Schwarten T. (1995) The Biology and Ecology of Threatened Daviesia Species in Western Australia. Australian Nature Conservation Agency, Report Project 356, 42 pp.

Shearer, B.L., Crane, C.E. and Cochrane, A. (submitted). Quantification of the susceptibility of the flora of the South-West Botanical Province, Western Australia to Phytophthora cinnamomi. Australian Journal of Botany.

6. Taxonomic Description

Excerpt from: Crisp, M.D. (1995) Contributions towards a revision of Daviesia (Fabaceae: Mirbelieae) III. A synopsis of Daviesia. Australian Systematic Botany 8(6), 1178-79.

Daviesia bursarioides

Straggling shrubs, to 2 m high. Branchlets regularly divaricate at 45°, terete, striate, spinescent, pruinose. Phyllodes spreading or ascending, narrow-obovate, apiculate, tapered to the base, articulate, 3-20 mm long, rather fleshy, glaucescent; mid-rib and veins obscure. Racemes 3-8 flowered, sub-umbelliform, very diffuse owing to the long (25-35 mm) rachis, viscid on rachis, pedicels and bracts; pedicels 3-5 mm long. Calyx c. 4 mm long including the stipe-like receptacle, slightly 5-ribbed when dry, viscid; lobes subequal. Standard with two calli above claw, 9-10 mm broad, yellow towards margins, maroon on veins and towards centre; wing rounded and incurved at apex, deep pink; keel maroon.
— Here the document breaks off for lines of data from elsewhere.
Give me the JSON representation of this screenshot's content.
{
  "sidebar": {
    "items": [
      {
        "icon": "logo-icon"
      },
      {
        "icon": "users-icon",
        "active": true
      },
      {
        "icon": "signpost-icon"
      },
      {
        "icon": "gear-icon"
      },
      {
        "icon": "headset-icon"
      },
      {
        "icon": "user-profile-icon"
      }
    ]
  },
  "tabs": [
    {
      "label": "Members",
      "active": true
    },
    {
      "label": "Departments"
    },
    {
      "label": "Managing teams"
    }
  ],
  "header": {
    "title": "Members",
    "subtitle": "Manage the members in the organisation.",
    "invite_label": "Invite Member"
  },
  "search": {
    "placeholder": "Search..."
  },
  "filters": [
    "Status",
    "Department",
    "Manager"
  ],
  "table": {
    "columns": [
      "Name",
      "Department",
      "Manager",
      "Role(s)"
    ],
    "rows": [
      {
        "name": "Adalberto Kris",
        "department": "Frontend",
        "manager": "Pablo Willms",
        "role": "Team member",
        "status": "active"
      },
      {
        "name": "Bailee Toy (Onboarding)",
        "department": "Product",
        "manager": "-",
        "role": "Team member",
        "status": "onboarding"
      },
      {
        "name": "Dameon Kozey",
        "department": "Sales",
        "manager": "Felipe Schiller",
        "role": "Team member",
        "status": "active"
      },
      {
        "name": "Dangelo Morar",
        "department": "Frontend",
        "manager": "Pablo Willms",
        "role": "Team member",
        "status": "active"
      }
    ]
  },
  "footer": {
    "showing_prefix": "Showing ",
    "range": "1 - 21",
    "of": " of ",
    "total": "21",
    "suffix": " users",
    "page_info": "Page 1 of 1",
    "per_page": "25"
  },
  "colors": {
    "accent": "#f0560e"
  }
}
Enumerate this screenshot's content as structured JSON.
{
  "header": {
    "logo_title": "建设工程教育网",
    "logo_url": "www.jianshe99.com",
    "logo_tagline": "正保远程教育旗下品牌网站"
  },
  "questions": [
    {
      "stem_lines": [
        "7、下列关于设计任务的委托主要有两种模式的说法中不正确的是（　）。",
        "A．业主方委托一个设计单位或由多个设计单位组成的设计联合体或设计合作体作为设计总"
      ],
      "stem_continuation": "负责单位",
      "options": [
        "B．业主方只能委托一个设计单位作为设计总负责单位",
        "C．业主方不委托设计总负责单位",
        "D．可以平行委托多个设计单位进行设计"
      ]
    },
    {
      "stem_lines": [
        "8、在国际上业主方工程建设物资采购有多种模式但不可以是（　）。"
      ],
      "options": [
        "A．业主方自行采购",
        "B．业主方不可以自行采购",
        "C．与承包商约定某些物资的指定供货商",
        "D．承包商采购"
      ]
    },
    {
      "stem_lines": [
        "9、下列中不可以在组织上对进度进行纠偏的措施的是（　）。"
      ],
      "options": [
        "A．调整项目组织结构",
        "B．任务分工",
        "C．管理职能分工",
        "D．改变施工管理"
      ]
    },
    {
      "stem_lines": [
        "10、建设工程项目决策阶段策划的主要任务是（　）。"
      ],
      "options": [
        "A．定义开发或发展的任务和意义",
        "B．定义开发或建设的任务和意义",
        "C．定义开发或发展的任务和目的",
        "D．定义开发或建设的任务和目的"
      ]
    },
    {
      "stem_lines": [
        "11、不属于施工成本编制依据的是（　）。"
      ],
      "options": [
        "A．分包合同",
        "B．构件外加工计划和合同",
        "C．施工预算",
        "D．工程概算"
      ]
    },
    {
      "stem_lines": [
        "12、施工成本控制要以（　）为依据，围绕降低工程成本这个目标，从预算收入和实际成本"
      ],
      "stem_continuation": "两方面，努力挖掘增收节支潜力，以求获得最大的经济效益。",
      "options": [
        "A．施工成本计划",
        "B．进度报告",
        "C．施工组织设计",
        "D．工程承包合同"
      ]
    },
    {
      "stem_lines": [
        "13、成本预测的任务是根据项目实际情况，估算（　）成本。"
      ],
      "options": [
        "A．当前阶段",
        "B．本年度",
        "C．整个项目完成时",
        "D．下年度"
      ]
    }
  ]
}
Stamens strongly dimorphic, inner whorl with filaments compressed and anthers versatile, very broad-ovoid, with cells confluent; outer whorl slightly longer, with filaments flattened and anthers basifixed, broad-ellipsoid, 2-celled. Pod compressed, acuminate, stipe-like at base, 10-14 mm long, coriaceous.

Distribution: Three Springs.

Etymology: The specific epithet refers to the superficial resemblance between the habit of D. bursarioides and certain species of Bursaria (Pittosproaceae).

Notes: Daviesia bursarioides is a very distinctive species which cannot be confused with any other in the genus. The regular, divaricate branching pattern in combination with the spinescent branchlet apices and the small, narrowly obovate phyllodes diagnose a unique plant which looks for all the world like a Bursaria (Pittosporaceae). The elongated partly umbelliform, partly racemiform inflorescences, as well as details of the flowers and fruits, suggest a relationship to D. costata and D. longifolia. It also shows similarity to D. pedunculata in the inflorescence, viscid pedicels and pruinose branchlets; however, the latter has larger, pungent leaves and non-divaricate, non-spinescent branchlets.